CommunicationOne if the key factors that dual career spouses and partners feel is important is communication regardless of how great a policy may be, if it is not communicated, or if spouses/partners feel that they are ignored, their motivation to support the assignee is very much reduced. Although the offer of a spousal communication package is not a typical feature of dual-career policies (only 13 per cent of those surveyed by ORC offered them), it emerged within the ORC research as an area in great demand by dual-career couples. Addressing issues of involvement and engagement are particularly important in times when staff are fearful for their jobs. Being out of sight and out of mind is typical in the expatriate world. This may not be good practice, but potentially employers could get away with it in the past. When employees and their partners are not confident of their futures, fear breeds discontent to a greater degree. The benefits of communication simply outweigh any disadvantages, and thus employers are exhorted to introduce spousal/partner communications into their dual-career policies and practices.

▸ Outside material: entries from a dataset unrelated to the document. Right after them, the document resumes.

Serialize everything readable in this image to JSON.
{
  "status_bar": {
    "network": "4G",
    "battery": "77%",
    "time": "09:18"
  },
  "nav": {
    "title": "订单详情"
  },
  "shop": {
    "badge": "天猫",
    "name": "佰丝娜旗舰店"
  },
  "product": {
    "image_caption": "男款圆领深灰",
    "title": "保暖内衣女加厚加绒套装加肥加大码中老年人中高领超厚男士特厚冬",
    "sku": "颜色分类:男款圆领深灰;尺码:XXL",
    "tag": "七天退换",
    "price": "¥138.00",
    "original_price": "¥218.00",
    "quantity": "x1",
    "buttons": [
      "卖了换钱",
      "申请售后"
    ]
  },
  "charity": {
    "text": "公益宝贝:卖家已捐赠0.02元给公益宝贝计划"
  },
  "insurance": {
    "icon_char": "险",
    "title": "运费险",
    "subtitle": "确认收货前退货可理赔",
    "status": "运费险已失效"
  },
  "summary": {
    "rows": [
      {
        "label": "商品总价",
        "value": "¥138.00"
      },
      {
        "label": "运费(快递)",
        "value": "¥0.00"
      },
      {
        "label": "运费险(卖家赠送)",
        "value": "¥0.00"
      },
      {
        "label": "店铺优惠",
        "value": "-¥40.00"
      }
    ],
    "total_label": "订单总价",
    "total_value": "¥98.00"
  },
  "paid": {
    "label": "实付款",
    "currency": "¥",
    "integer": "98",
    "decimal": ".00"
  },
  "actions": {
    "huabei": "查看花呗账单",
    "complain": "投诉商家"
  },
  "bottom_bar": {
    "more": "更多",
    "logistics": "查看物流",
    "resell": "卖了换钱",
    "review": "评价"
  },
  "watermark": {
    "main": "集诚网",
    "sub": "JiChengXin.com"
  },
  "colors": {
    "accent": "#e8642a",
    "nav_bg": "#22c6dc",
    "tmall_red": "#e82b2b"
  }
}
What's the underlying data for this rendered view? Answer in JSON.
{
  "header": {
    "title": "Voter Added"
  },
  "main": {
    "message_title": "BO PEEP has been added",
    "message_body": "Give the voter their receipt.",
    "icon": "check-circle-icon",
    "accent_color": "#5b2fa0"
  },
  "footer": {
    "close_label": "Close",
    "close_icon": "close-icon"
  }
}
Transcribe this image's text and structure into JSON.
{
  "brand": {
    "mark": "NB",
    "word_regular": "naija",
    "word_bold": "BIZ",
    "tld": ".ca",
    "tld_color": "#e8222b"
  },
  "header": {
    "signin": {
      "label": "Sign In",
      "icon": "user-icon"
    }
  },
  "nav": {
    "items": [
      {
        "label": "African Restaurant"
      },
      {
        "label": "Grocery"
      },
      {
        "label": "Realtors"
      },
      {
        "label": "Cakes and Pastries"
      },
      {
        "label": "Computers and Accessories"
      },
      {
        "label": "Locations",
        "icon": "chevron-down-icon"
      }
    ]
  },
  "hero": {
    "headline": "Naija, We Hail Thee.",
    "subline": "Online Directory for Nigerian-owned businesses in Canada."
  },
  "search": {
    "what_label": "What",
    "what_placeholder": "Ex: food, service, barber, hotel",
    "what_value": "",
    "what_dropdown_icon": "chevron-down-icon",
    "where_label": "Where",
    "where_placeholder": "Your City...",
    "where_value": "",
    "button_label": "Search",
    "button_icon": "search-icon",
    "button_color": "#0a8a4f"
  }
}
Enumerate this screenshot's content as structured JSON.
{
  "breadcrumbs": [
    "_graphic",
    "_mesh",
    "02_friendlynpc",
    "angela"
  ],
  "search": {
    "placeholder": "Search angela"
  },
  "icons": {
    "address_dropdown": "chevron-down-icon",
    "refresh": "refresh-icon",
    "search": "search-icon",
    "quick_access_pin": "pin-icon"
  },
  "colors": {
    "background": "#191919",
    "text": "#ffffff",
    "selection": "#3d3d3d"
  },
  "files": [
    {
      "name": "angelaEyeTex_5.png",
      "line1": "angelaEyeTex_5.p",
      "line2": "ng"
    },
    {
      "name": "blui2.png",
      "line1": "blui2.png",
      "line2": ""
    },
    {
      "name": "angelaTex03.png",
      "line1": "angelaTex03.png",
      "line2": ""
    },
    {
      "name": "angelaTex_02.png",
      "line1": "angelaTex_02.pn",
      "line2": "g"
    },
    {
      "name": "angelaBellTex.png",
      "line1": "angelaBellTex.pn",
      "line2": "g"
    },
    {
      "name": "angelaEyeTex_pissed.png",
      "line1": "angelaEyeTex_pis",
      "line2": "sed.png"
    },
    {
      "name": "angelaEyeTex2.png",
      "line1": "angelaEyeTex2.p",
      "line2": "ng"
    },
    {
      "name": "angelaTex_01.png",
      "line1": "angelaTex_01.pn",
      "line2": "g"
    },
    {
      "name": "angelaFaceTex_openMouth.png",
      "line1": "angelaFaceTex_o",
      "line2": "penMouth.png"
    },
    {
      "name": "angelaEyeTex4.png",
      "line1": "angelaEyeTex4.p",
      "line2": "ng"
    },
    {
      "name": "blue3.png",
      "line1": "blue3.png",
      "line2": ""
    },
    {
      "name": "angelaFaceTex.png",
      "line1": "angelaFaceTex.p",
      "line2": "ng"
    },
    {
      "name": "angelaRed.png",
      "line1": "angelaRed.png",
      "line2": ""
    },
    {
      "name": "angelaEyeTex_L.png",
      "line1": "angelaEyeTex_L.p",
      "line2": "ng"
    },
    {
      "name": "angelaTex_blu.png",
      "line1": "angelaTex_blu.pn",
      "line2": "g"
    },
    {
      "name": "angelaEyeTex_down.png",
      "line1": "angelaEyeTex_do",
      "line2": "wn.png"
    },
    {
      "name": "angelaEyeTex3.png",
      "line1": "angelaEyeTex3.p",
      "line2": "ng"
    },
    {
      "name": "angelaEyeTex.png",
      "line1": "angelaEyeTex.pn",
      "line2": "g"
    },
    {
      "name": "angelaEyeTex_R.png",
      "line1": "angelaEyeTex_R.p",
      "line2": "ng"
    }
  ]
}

DemographicsA final key issue that affects spousal/partner dual-career support concerns the changing demographic expatriate profile. The typical age profile of the expatriate workforce is between 30 and 50. As we all know, this is the age band when, typically, employees have children in critical stages of education, and it is also the key age band for career development for employees and partners alike. This hasn`t and won`t change. But what is changing is the views of the expatriates in these age bands. Generation X, born in the 1960s, comprises the bulk of the expatriated population today. For this group, equality is viewed as a right, and both partners in a relationship expect to work. The Baby Boomer generation, which was more willing to accept that the wife gave up her job to support her husband`s career, no longer dominates the expatriate profile. Generation Y following along behind and entering the expatriate workforce in greater numbers sees equality as a given and has even stronger views on working to meet their own aims. Employers will need to take special care to ensure that their support for these employee groups does not follow the take it or leave it` approach that has been prevalent in the past a far more proactive style will be needed to managing dual careers if organisations are to attract and retain the very best talent in the future.Of course, this does not mean that managing dual-career relationships is solely the responsibility of the employer employees themselves must also shoulder part of the responsibility. But, once again, this brings us back to the role of communication. It is critical to understand employees` and their families` wants and needs and to work jointly and flexibly with them, within a policy framework, thus addressing concerns to the mutual advantage and satisfaction of all parties.